Excerpts from an interface dataset
════════════════════

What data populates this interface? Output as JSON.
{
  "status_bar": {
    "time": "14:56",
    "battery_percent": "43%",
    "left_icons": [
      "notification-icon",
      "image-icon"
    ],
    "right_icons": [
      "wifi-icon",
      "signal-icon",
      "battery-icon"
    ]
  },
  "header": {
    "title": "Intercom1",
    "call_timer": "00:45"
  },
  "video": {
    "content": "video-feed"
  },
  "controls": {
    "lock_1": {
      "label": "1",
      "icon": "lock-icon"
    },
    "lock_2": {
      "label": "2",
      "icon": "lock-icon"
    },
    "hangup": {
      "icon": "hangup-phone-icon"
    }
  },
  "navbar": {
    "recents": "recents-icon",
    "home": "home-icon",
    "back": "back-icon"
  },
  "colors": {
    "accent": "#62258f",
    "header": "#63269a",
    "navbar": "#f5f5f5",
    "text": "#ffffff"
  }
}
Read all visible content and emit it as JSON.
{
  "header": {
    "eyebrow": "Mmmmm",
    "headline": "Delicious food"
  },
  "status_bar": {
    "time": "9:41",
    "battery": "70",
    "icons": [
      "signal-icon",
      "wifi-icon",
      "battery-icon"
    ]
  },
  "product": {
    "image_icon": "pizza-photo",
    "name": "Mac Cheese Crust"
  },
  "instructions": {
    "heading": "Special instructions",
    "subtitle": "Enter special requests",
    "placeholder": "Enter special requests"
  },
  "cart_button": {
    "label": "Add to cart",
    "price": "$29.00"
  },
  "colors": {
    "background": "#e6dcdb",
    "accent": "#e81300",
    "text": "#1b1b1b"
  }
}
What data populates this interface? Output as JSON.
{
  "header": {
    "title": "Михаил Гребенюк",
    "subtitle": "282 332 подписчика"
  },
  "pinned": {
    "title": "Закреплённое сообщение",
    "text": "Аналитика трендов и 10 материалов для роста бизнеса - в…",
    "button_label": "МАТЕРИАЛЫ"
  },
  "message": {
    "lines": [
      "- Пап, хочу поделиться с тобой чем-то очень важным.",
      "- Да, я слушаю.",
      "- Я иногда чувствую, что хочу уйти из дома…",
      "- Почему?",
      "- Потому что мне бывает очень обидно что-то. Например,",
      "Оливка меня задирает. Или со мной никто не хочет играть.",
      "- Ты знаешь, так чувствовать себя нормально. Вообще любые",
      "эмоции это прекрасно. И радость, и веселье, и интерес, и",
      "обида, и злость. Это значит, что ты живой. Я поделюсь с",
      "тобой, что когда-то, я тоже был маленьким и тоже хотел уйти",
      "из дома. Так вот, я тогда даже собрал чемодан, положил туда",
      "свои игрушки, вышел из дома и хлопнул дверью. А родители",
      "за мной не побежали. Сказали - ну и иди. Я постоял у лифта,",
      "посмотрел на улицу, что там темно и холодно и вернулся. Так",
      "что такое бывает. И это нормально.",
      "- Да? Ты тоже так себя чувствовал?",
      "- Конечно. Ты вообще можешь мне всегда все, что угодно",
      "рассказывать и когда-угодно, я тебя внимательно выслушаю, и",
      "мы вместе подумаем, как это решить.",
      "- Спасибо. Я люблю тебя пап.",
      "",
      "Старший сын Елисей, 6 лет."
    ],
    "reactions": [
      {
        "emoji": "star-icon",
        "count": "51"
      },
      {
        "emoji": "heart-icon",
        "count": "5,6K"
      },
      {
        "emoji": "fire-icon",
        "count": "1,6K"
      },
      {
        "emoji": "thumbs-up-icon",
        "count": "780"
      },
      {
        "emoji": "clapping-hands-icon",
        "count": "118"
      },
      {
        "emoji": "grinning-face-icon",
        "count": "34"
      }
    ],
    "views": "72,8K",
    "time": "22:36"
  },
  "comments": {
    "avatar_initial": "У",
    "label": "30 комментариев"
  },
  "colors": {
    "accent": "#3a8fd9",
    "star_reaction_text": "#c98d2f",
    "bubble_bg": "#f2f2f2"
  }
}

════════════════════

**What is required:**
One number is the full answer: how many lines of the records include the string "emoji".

**Your solution:**
6